    By showing their deaths, Golding tells us how destructive evil is as it destroys those who oppose it. Golding shows us the horror of the beast through Simon and Roger. He shows us how civilisation has managed to control most evil but it still exists in some forms 'Round the

  2. Both Golding and Dickens have concerns for the moral welfare of their societies. What ...

    everything makes him unable to comprehend the reality of the Beast "Life...is scientific.... I know there isn't no beast...but I know there isn't no fear, either.... Unless we get frightened of people." Piggy denies that there could be a beast: "Course there isn't a beast in the forest.

  1. Lord of the Flies Essay How does Golding build up to the final ...

    However, no boy is awake to see what it really is, and it becomes, for the boys, the embodiment of the beast, when, as the reader knows, this is not the case.
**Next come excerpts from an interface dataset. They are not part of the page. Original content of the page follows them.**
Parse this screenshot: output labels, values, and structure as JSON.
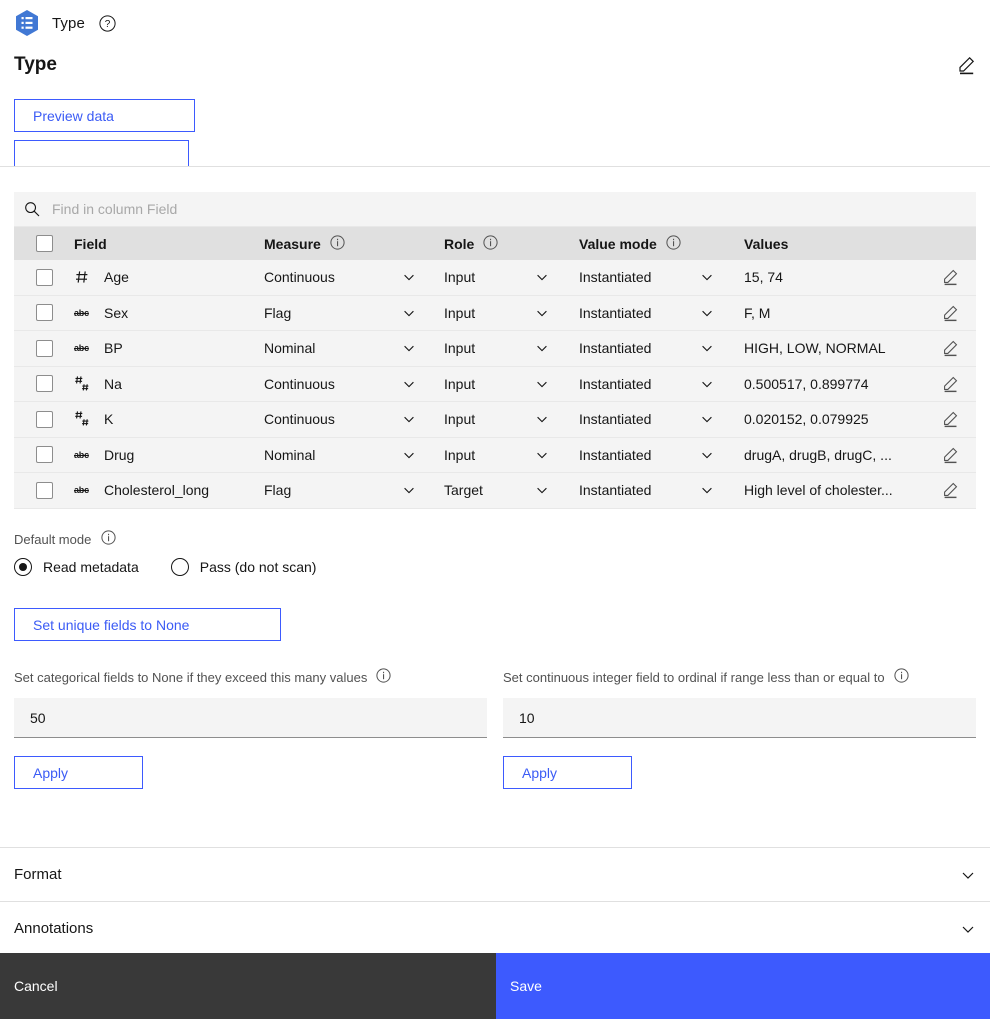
{
  "topbar": {
    "node_icon": "hexagon-type-node-icon",
    "title": "Type",
    "help_icon": "help-circle-icon"
  },
  "header": {
    "page_title": "Type",
    "edit_icon": "edit-pencil-icon"
  },
  "buttons": {
    "preview_data": "Preview data",
    "set_unique_fields_to_none": "Set unique fields to None"
  },
  "search": {
    "icon": "search-icon",
    "placeholder": "Find in column Field",
    "value": ""
  },
  "table": {
    "columns": [
      {
        "key": "field",
        "label": "Field",
        "info": false
      },
      {
        "key": "measure",
        "label": "Measure",
        "info": true
      },
      {
        "key": "role",
        "label": "Role",
        "info": true
      },
      {
        "key": "value_mode",
        "label": "Value mode",
        "info": true
      },
      {
        "key": "values",
        "label": "Values",
        "info": false
      }
    ],
    "rows": [
      {
        "selected": false,
        "type_icon": "integer-icon",
        "field": "Age",
        "measure": "Continuous",
        "role": "Input",
        "value_mode": "Instantiated",
        "values": "15, 74"
      },
      {
        "selected": false,
        "type_icon": "string-icon",
        "field": "Sex",
        "measure": "Flag",
        "role": "Input",
        "value_mode": "Instantiated",
        "values": "F, M"
      },
      {
        "selected": false,
        "type_icon": "string-icon",
        "field": "BP",
        "measure": "Nominal",
        "role": "Input",
        "value_mode": "Instantiated",
        "values": "HIGH, LOW, NORMAL"
      },
      {
        "selected": false,
        "type_icon": "real-icon",
        "field": "Na",
        "measure": "Continuous",
        "role": "Input",
        "value_mode": "Instantiated",
        "values": "0.500517, 0.899774"
      },
      {
        "selected": false,
        "type_icon": "real-icon",
        "field": "K",
        "measure": "Continuous",
        "role": "Input",
        "value_mode": "Instantiated",
        "values": "0.020152, 0.079925"
      },
      {
        "selected": false,
        "type_icon": "string-icon",
        "field": "Drug",
        "measure": "Nominal",
        "role": "Input",
        "value_mode": "Instantiated",
        "values": "drugA, drugB, drugC, ..."
      },
      {
        "selected": false,
        "type_icon": "string-icon",
        "field": "Cholesterol_long",
        "measure": "Flag",
        "role": "Target",
        "value_mode": "Instantiated",
        "values": "High level of cholester..."
      }
    ]
  },
  "default_mode": {
    "label": "Default mode",
    "info_icon": "info-icon",
    "options": [
      {
        "label": "Read metadata",
        "selected": true
      },
      {
        "label": "Pass (do not scan)",
        "selected": false
      }
    ]
  },
  "categorical_setting": {
    "label": "Set categorical fields to None if they exceed this many values",
    "info_icon": "info-icon",
    "value": "50",
    "apply_label": "Apply"
  },
  "continuous_setting": {
    "label": "Set continuous integer field to ordinal if range less than or equal to",
    "info_icon": "info-icon",
    "value": "10",
    "apply_label": "Apply"
  },
  "accordions": [
    {
      "label": "Format",
      "expanded": false,
      "chevron": "chevron-down-icon"
    },
    {
      "label": "Annotations",
      "expanded": false,
      "chevron": "chevron-down-icon"
    }
  ],
  "footer": {
    "cancel_label": "Cancel",
    "save_label": "Save"
  },
  "colors": {
    "accent_blue": "#3d5afe",
    "link_blue": "#3b5bf5",
    "cancel_dark": "#393939",
    "row_bg": "#f4f4f4",
    "header_bg": "#e0e0e0"
  }
}
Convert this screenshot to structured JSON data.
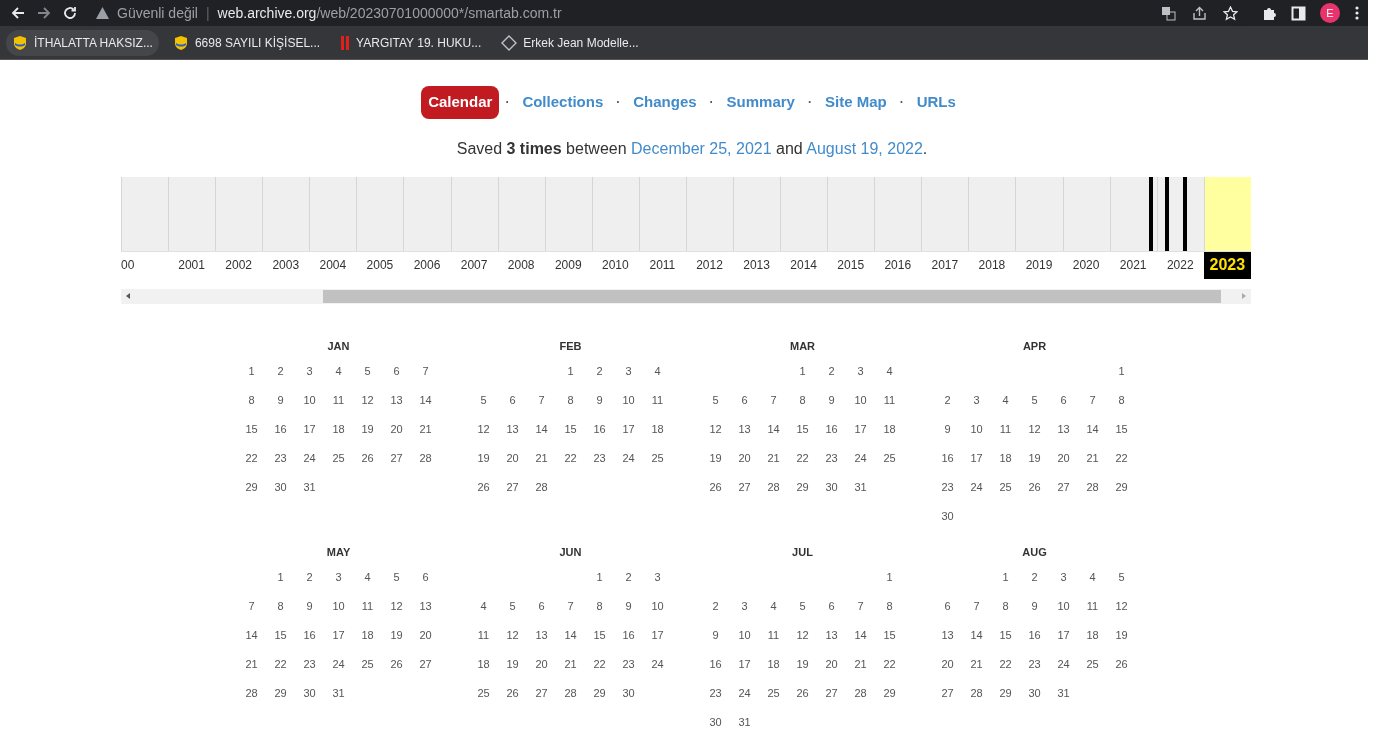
{
  "browser": {
    "security": "Güvenli değil",
    "divider": "|",
    "url_host": "web.archive.org",
    "url_path": "/web/20230701000000*/smartab.com.tr",
    "profile": "E"
  },
  "bookmarks": [
    {
      "label": "İTHALATTA HAKSIZ...",
      "kind": "shield"
    },
    {
      "label": "6698 SAYILI KİŞİSEL...",
      "kind": "shield"
    },
    {
      "label": "YARGITAY 19. HUKU...",
      "kind": "bars"
    },
    {
      "label": "Erkek Jean Modelle...",
      "kind": "diamond"
    }
  ],
  "tabs": [
    {
      "label": "Calendar",
      "selected": true
    },
    {
      "separator": "·",
      "label": "Collections",
      "selected": false
    },
    {
      "separator": "·",
      "label": "Changes",
      "selected": false
    },
    {
      "separator": "·",
      "label": "Summary",
      "selected": false
    },
    {
      "separator": "·",
      "label": "Site Map",
      "selected": false
    },
    {
      "separator": "·",
      "label": "URLs",
      "selected": false
    }
  ],
  "summary": {
    "before": "Saved ",
    "count": "3 times",
    "middle": " between ",
    "first": "December 25, 2021",
    "and": " and ",
    "last": "August 19, 2022",
    "end": "."
  },
  "years": [
    {
      "label": "00",
      "selected": false
    },
    {
      "label": "2001",
      "selected": false
    },
    {
      "label": "2002",
      "selected": false
    },
    {
      "label": "2003",
      "selected": false
    },
    {
      "label": "2004",
      "selected": false
    },
    {
      "label": "2005",
      "selected": false
    },
    {
      "label": "2006",
      "selected": false
    },
    {
      "label": "2007",
      "selected": false
    },
    {
      "label": "2008",
      "selected": false
    },
    {
      "label": "2009",
      "selected": false
    },
    {
      "label": "2010",
      "selected": false
    },
    {
      "label": "2011",
      "selected": false
    },
    {
      "label": "2012",
      "selected": false
    },
    {
      "label": "2013",
      "selected": false
    },
    {
      "label": "2014",
      "selected": false
    },
    {
      "label": "2015",
      "selected": false
    },
    {
      "label": "2016",
      "selected": false
    },
    {
      "label": "2017",
      "selected": false
    },
    {
      "label": "2018",
      "selected": false
    },
    {
      "label": "2019",
      "selected": false
    },
    {
      "label": "2020",
      "selected": false
    },
    {
      "label": "2021",
      "selected": false
    },
    {
      "label": "2022",
      "selected": false
    },
    {
      "label": "2023",
      "selected": true
    }
  ],
  "months": [
    {
      "name": "JAN",
      "weeks": [
        {
          "kind": "first",
          "days": [
            "1",
            "2",
            "3",
            "4",
            "5",
            "6",
            "7"
          ]
        },
        {
          "kind": "full",
          "days": [
            "8",
            "9",
            "10",
            "11",
            "12",
            "13",
            "14"
          ]
        },
        {
          "kind": "full",
          "days": [
            "15",
            "16",
            "17",
            "18",
            "19",
            "20",
            "21"
          ]
        },
        {
          "kind": "full",
          "days": [
            "22",
            "23",
            "24",
            "25",
            "26",
            "27",
            "28"
          ]
        },
        {
          "kind": "full",
          "days": [
            "29",
            "30",
            "31"
          ]
        }
      ]
    },
    {
      "name": "FEB",
      "weeks": [
        {
          "kind": "first",
          "days": [
            "1",
            "2",
            "3",
            "4"
          ]
        },
        {
          "kind": "full",
          "days": [
            "5",
            "6",
            "7",
            "8",
            "9",
            "10",
            "11"
          ]
        },
        {
          "kind": "full",
          "days": [
            "12",
            "13",
            "14",
            "15",
            "16",
            "17",
            "18"
          ]
        },
        {
          "kind": "full",
          "days": [
            "19",
            "20",
            "21",
            "22",
            "23",
            "24",
            "25"
          ]
        },
        {
          "kind": "full",
          "days": [
            "26",
            "27",
            "28"
          ]
        }
      ]
    },
    {
      "name": "MAR",
      "weeks": [
        {
          "kind": "first",
          "days": [
            "1",
            "2",
            "3",
            "4"
          ]
        },
        {
          "kind": "full",
          "days": [
            "5",
            "6",
            "7",
            "8",
            "9",
            "10",
            "11"
          ]
        },
        {
          "kind": "full",
          "days": [
            "12",
            "13",
            "14",
            "15",
            "16",
            "17",
            "18"
          ]
        },
        {
          "kind": "full",
          "days": [
            "19",
            "20",
            "21",
            "22",
            "23",
            "24",
            "25"
          ]
        },
        {
          "kind": "full",
          "days": [
            "26",
            "27",
            "28",
            "29",
            "30",
            "31"
          ]
        }
      ]
    },
    {
      "name": "APR",
      "weeks": [
        {
          "kind": "first",
          "days": [
            "1"
          ]
        },
        {
          "kind": "full",
          "days": [
            "2",
            "3",
            "4",
            "5",
            "6",
            "7",
            "8"
          ]
        },
        {
          "kind": "full",
          "days": [
            "9",
            "10",
            "11",
            "12",
            "13",
            "14",
            "15"
          ]
        },
        {
          "kind": "full",
          "days": [
            "16",
            "17",
            "18",
            "19",
            "20",
            "21",
            "22"
          ]
        },
        {
          "kind": "full",
          "days": [
            "23",
            "24",
            "25",
            "26",
            "27",
            "28",
            "29"
          ]
        },
        {
          "kind": "full",
          "days": [
            "30"
          ]
        }
      ]
    },
    {
      "name": "MAY",
      "weeks": [
        {
          "kind": "first",
          "days": [
            "1",
            "2",
            "3",
            "4",
            "5",
            "6"
          ]
        },
        {
          "kind": "full",
          "days": [
            "7",
            "8",
            "9",
            "10",
            "11",
            "12",
            "13"
          ]
        },
        {
          "kind": "full",
          "days": [
            "14",
            "15",
            "16",
            "17",
            "18",
            "19",
            "20"
          ]
        },
        {
          "kind": "full",
          "days": [
            "21",
            "22",
            "23",
            "24",
            "25",
            "26",
            "27"
          ]
        },
        {
          "kind": "full",
          "days": [
            "28",
            "29",
            "30",
            "31"
          ]
        }
      ]
    },
    {
      "name": "JUN",
      "weeks": [
        {
          "kind": "first",
          "days": [
            "1",
            "2",
            "3"
          ]
        },
        {
          "kind": "full",
          "days": [
            "4",
            "5",
            "6",
            "7",
            "8",
            "9",
            "10"
          ]
        },
        {
          "kind": "full",
          "days": [
            "11",
            "12",
            "13",
            "14",
            "15",
            "16",
            "17"
          ]
        },
        {
          "kind": "full",
          "days": [
            "18",
            "19",
            "20",
            "21",
            "22",
            "23",
            "24"
          ]
        },
        {
          "kind": "full",
          "days": [
            "25",
            "26",
            "27",
            "28",
            "29",
            "30"
          ]
        }
      ]
    },
    {
      "name": "JUL",
      "weeks": [
        {
          "kind": "first",
          "days": [
            "1"
          ]
        },
        {
          "kind": "full",
          "days": [
            "2",
            "3",
            "4",
            "5",
            "6",
            "7",
            "8"
          ]
        },
        {
          "kind": "full",
          "days": [
            "9",
            "10",
            "11",
            "12",
            "13",
            "14",
            "15"
          ]
        },
        {
          "kind": "full",
          "days": [
            "16",
            "17",
            "18",
            "19",
            "20",
            "21",
            "22"
          ]
        },
        {
          "kind": "full",
          "days": [
            "23",
            "24",
            "25",
            "26",
            "27",
            "28",
            "29"
          ]
        },
        {
          "kind": "full",
          "days": [
            "30",
            "31"
          ]
        }
      ]
    },
    {
      "name": "AUG",
      "weeks": [
        {
          "kind": "first",
          "days": [
            "1",
            "2",
            "3",
            "4",
            "5"
          ]
        },
        {
          "kind": "full",
          "days": [
            "6",
            "7",
            "8",
            "9",
            "10",
            "11",
            "12"
          ]
        },
        {
          "kind": "full",
          "days": [
            "13",
            "14",
            "15",
            "16",
            "17",
            "18",
            "19"
          ]
        },
        {
          "kind": "full",
          "days": [
            "20",
            "21",
            "22",
            "23",
            "24",
            "25",
            "26"
          ]
        },
        {
          "kind": "full",
          "days": [
            "27",
            "28",
            "29",
            "30",
            "31"
          ]
        }
      ]
    }
  ]
}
It is Sam 'n Eric who are first to spot the "beast", whilst they are manning the fire.

  2. What does William Golding have to say about the nature of evil in "Lord ...

    On one hand, Hobbs believed that mankind would deteriorate into the "leviathan", unless it were under the influence of rules and punishment, while on the other hand, Rousseau believed that mankind was "the noble savage" and would always act democratically.

  1. To what extent do you consider the Lord of the Flies to be a ...

    Piggy first saw the conch as a hope for rules and a way of forming a small council of leadership. His superior intellect allowed him to think and make rational decisions. However, his ungainly and unattractive appearance meant that he was shunted out from all the little groups, and all his ideas were dismissed without a concern.

  2. What ideas about human nature and behaviour do you think Golding was trying to ...

    Before that, they could do no evil because they didn't know of its existence. But once they became aware of it, they had the potential to do evil. The island is like the garden of Eden in that it at first appeared perfect and flawless in every way: "This is our island, it's a good island.

  • Over 160,000 pieces
    of student written work
  • Annotated by
    experienced teachers
  • Ideas and feedback to
    improve your own work